     My Gentle Readers might be wondering why this phenomenon penalizes only those whose views are disapproved by the Left. Quite simply, we in the Right prize capability and efficiency. We regard minor differences and frictions as “just what happens” when significant numbers of people must work together; we work around them rather than allowing them to obsess us. We’re more interested in commercial achievement than power. Contrariwise, politics and power are everything to the Left.

     Of course, the “progressive” campaign to make every sort of “tolerance” except tolerance of conservative opinions, and “victims” out of every imaginable identity group except white men and Christians, is a large component of this dynamic. Yet even without that trend, the Left would pursue power over others in every sort of context just as determinedly as it does today. Like the “free-roaming mine” that relentlessly pursued the Yar, it’s “the nature of the beast.”
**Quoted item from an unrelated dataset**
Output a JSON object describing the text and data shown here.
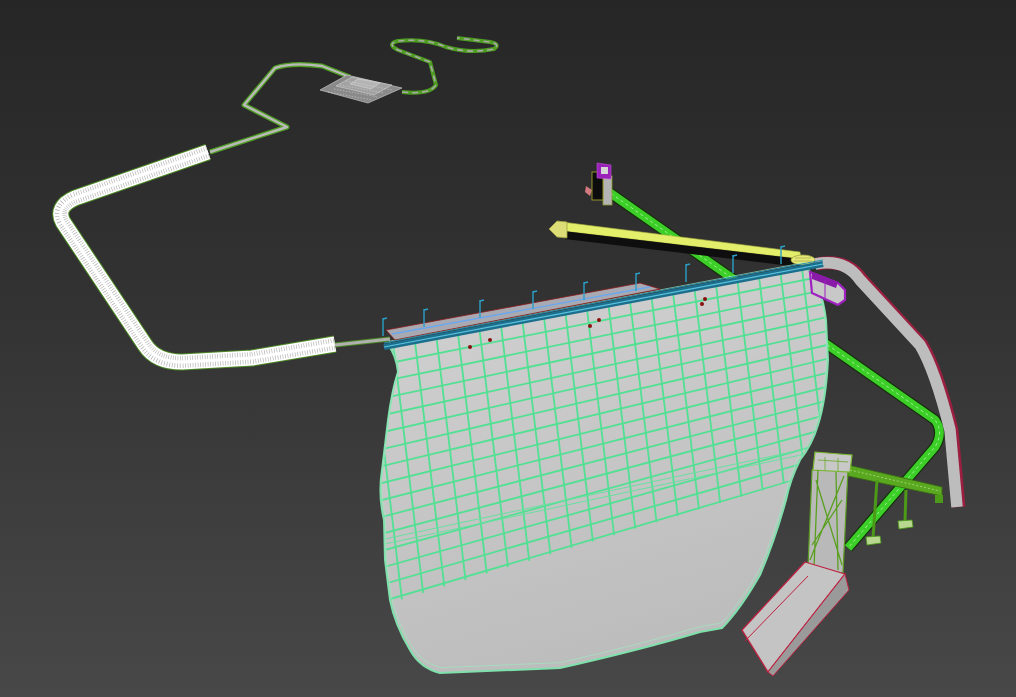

     A beast will always act according to its nature.

     Lately I’ve been asked by several Gentle Readers to turn my attention to remedies and solutions: less “where are we” and more “what should we do.” I appreciate the input, really I do, but some problems don’t have straightforward solutions. Moreover, as I’ve said before, the only effective counter to a dynamic is an equal or stronger opposed dynamic. Just now, I don’t know of one.

     Robert Conquest’s Second Law of Politics presents the only hope I can find:

     Any organization not explicitly right-wing sooner or later becomes left-wing.

     As older organizations allow their commercial orientation to be diluted and displaced by political considerations, they will grow commercially weaker. That will render them vulnerable to competition from new companies that reject the “progressive” orientation and the dynamic it imposes. The new companies will have a natural edge...but only for as long as they successfully resist Leftist infiltration.

     Always bear in mind the “Yars’ Revenge” motif: The Left will forever pursue available power wherever it may be found. And it will move far more quickly than that “free-roaming mine.”

     It seems a paradox, a contradiction immune to resolution: to defeat the politicized dinosaurs, the new companies must be explicitly right-wing. In particular, they must never, ever allow themselves to sprout the HR departments that are the prime targets of the Left. But how that could be made to work – the adoption of an explicitly political orientation in an organization that seeks to exclude those who would politicize it – is unclear, especially given the state of American labor law in this Year of Our Lord 2017.

1 comment:

xmaddad1 said...

Fran, as I have read so many of these type of articles it seems that the only way for us to end this problem is to apply the 'final solution' to these people. The only to rid ourselves of these vermin is to root them out and apply the 45/9mm solution whenever they are found. I realize that this seems like a very strict policy, but, there is no other way to cleanse society of these people who 'Know Better how to Improve the Human Race'.